## Work order:
Each line below should be restated word for word.

## Stored data:
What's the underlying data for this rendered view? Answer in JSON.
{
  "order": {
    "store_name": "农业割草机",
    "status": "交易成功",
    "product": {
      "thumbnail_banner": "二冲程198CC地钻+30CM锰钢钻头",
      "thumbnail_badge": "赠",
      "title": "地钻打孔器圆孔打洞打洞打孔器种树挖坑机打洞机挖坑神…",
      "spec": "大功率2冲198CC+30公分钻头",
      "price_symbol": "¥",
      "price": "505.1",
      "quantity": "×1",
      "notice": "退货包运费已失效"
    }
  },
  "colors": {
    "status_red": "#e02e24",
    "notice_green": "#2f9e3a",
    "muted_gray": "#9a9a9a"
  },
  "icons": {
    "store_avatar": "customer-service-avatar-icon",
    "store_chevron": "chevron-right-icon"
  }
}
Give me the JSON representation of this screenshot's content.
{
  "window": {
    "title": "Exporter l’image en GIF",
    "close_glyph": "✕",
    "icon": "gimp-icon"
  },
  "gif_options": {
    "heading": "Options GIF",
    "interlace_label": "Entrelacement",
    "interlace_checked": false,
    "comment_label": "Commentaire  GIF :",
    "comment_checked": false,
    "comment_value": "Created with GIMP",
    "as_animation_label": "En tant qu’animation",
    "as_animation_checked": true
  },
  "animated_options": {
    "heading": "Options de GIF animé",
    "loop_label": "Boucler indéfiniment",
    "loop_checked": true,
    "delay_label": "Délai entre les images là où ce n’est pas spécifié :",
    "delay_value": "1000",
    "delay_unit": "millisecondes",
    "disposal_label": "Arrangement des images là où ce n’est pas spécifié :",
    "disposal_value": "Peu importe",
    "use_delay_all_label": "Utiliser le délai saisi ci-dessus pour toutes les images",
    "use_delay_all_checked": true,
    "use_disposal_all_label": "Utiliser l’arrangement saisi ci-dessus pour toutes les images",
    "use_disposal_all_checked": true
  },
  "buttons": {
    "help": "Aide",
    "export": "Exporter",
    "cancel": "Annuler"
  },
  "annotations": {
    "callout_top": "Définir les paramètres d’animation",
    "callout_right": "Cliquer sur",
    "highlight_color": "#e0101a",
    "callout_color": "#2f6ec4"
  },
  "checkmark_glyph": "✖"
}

## Your response:
What's the underlying data for this rendered view? Answer in JSON.
{
  "order": {
    "store_name": "农业割草机",
    "status": "交易成功",
    "product": {
      "thumbnail_banner": "二冲程198CC地钻+30CM锰钢钻头",
      "thumbnail_badge": "赠",
      "title": "地钻打孔器圆孔打洞打洞打孔器种树挖坑机打洞机挖坑神…",
      "spec": "大功率2冲198CC+30公分钻头",
      "price_symbol": "¥",
      "price": "505.1",
      "quantity": "×1",
      "notice": "退货包运费已失效"
    }
  },
  "colors": {
    "status_red": "#e02e24",
    "notice_green": "#2f9e3a",
    "muted_gray": "#9a9a9a"
  },
  "icons": {
    "store_avatar": "customer-service-avatar-icon",
    "store_chevron": "chevron-right-icon"
  }
}
Give me the JSON representation of this screenshot's content.
{
  "window": {
    "title": "Exporter l’image en GIF",
    "close_glyph": "✕",
    "icon": "gimp-icon"
  },
  "gif_options": {
    "heading": "Options GIF",
    "interlace_label": "Entrelacement",
    "interlace_checked": false,
    "comment_label": "Commentaire  GIF :",
    "comment_checked": false,
    "comment_value": "Created with GIMP",
    "as_animation_label": "En tant qu’animation",
    "as_animation_checked": true
  },
  "animated_options": {
    "heading": "Options de GIF animé",
    "loop_label": "Boucler indéfiniment",
    "loop_checked": true,
    "delay_label": "Délai entre les images là où ce n’est pas spécifié :",
    "delay_value": "1000",
    "delay_unit": "millisecondes",
    "disposal_label": "Arrangement des images là où ce n’est pas spécifié :",
    "disposal_value": "Peu importe",
    "use_delay_all_label": "Utiliser le délai saisi ci-dessus pour toutes les images",
    "use_delay_all_checked": true,
    "use_disposal_all_label": "Utiliser l’arrangement saisi ci-dessus pour toutes les images",
    "use_disposal_all_checked": true
  },
  "buttons": {
    "help": "Aide",
    "export": "Exporter",
    "cancel": "Annuler"
  },
  "annotations": {
    "callout_top": "Définir les paramètres d’animation",
    "callout_right": "Cliquer sur",
    "highlight_color": "#e0101a",
    "callout_color": "#2f6ec4"
  },
  "checkmark_glyph": "✖"
}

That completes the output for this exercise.